BEGIN Records to use

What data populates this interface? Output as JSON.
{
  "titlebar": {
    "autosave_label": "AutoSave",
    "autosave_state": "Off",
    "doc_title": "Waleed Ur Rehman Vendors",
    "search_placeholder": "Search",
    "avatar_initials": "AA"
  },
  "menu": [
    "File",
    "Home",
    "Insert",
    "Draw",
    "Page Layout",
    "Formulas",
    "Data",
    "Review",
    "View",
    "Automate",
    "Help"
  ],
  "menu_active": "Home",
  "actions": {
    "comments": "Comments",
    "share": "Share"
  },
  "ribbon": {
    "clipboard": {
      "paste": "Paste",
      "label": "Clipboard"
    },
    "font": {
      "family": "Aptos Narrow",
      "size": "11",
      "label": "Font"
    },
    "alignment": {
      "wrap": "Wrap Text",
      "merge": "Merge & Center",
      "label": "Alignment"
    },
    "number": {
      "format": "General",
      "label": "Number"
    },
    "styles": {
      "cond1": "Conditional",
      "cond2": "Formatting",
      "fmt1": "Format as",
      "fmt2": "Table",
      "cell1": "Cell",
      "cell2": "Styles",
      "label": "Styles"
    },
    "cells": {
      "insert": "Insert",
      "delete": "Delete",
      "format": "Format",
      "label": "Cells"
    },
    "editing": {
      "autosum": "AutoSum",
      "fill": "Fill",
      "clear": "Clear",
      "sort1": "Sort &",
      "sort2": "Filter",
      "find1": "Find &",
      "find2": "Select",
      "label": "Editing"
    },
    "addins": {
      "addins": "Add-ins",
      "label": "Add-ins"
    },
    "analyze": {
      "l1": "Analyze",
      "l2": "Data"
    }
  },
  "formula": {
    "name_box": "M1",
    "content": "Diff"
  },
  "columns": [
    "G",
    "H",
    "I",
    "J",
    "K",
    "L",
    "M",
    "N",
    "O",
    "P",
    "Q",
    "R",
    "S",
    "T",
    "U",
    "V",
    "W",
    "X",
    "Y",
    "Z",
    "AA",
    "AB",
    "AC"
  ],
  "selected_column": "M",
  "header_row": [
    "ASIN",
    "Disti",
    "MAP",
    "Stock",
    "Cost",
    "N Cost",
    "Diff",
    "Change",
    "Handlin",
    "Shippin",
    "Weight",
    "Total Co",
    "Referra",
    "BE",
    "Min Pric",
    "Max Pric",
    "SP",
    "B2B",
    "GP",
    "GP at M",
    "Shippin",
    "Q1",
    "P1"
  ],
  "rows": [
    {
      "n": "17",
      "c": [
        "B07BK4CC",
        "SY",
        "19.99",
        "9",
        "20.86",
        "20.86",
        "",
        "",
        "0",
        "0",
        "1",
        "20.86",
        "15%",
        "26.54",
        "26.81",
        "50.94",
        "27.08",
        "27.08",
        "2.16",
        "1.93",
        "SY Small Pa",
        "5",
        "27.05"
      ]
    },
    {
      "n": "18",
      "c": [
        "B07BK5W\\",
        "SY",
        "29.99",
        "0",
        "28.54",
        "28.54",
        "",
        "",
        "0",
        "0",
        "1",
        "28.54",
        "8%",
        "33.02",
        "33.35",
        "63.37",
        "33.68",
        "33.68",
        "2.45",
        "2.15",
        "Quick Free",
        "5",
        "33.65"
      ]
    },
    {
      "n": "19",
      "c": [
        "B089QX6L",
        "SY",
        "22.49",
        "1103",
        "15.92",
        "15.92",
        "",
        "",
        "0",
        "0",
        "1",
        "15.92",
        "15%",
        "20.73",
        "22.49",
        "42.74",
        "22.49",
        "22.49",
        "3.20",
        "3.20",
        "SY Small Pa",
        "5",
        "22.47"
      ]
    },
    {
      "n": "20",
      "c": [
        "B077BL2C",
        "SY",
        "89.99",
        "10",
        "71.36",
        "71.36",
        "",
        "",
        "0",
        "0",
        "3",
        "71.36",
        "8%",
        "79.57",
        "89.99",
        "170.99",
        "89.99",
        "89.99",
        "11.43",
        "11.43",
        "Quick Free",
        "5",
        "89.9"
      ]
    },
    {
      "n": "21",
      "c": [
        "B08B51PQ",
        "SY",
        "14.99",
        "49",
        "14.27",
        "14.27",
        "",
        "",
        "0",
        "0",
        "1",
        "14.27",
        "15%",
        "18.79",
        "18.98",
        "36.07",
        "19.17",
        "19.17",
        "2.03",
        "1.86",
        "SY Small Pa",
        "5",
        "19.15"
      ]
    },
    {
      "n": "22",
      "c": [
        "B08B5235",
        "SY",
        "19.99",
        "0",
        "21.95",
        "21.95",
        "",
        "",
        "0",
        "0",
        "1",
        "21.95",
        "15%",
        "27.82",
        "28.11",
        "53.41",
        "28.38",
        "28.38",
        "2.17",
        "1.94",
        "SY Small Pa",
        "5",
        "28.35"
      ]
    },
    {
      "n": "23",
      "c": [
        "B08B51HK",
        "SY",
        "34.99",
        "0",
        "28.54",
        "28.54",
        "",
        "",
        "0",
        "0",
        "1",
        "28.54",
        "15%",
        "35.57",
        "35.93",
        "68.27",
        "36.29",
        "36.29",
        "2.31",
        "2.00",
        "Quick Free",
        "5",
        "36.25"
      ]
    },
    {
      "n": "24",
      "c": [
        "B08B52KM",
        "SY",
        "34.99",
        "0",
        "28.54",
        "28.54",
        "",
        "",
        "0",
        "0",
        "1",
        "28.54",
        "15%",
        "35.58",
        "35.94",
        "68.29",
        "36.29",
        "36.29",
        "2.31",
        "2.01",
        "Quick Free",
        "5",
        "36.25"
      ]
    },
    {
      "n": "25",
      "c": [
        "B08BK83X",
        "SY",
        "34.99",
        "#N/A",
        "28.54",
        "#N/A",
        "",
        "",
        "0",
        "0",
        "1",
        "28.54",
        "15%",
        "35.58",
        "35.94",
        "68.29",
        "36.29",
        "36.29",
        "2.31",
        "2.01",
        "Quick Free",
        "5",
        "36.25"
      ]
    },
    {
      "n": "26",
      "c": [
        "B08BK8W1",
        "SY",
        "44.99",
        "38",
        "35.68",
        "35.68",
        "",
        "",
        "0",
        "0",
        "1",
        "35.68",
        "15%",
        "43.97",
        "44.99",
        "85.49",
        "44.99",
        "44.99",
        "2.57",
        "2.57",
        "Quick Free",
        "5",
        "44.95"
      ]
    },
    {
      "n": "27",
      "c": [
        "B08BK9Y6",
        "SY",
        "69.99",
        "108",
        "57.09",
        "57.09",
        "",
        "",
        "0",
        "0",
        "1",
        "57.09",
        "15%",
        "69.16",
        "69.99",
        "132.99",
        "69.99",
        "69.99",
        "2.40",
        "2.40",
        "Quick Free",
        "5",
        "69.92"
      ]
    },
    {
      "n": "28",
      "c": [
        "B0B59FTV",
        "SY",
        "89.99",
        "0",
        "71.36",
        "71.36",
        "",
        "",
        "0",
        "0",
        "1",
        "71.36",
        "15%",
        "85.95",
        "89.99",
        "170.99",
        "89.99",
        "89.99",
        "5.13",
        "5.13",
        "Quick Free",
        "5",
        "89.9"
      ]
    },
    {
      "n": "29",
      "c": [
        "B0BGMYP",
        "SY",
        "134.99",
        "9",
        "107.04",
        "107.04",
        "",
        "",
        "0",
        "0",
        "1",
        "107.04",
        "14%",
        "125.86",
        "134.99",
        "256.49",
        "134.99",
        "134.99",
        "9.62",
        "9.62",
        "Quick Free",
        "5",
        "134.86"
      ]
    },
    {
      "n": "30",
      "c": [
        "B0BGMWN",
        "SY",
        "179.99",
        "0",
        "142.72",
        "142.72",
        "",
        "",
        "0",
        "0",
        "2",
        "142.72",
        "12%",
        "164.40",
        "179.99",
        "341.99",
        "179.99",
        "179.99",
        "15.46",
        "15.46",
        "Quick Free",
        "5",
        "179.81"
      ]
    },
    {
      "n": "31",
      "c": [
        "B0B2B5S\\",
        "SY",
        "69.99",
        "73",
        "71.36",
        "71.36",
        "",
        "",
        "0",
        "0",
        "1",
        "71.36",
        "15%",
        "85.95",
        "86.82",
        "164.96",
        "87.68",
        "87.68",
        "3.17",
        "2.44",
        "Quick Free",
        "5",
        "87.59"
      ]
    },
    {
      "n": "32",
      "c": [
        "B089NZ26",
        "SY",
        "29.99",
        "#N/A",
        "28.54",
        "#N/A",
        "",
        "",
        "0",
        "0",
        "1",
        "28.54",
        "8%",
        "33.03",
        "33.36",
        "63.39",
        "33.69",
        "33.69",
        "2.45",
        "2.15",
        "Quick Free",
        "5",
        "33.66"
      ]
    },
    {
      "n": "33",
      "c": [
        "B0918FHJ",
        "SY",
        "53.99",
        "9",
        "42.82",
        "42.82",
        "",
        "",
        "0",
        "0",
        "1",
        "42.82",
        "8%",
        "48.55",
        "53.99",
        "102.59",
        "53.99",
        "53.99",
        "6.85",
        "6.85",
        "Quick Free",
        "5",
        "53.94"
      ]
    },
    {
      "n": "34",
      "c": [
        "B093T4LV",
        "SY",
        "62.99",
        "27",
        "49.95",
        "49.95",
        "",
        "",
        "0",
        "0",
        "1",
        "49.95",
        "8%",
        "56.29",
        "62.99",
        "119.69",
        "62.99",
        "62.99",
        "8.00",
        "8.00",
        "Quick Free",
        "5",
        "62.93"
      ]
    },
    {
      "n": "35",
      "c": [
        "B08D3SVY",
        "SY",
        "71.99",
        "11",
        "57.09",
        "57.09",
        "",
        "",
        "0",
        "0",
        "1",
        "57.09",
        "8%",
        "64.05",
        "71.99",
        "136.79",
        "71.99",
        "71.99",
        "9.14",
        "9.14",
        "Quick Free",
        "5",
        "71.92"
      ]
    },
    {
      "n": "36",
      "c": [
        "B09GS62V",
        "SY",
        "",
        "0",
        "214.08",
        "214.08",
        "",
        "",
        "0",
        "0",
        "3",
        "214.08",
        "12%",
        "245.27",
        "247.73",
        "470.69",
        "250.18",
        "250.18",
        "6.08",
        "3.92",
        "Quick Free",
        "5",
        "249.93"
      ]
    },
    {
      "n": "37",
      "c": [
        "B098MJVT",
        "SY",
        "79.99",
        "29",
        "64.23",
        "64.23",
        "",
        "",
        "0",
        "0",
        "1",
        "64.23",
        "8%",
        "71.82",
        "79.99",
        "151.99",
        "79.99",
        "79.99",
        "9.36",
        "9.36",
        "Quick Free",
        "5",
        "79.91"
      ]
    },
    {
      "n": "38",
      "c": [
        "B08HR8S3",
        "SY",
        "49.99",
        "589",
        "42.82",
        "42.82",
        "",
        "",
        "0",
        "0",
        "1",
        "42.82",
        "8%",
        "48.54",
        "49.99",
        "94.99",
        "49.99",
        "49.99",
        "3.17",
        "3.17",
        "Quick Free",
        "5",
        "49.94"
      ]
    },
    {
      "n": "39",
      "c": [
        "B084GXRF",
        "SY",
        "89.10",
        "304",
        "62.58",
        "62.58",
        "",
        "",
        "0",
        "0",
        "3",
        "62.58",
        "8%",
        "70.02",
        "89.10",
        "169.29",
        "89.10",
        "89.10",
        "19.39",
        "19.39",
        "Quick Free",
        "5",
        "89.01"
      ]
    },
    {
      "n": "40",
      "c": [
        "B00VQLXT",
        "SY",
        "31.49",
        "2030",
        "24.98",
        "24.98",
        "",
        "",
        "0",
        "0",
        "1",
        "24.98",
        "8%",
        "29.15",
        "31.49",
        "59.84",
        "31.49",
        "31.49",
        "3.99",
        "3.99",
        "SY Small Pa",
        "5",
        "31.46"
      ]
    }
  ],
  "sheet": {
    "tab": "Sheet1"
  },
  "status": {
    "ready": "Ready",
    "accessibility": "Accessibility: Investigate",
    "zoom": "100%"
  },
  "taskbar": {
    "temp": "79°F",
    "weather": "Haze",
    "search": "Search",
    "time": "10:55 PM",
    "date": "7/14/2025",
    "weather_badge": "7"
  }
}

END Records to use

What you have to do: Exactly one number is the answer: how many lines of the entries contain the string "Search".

Result below: 2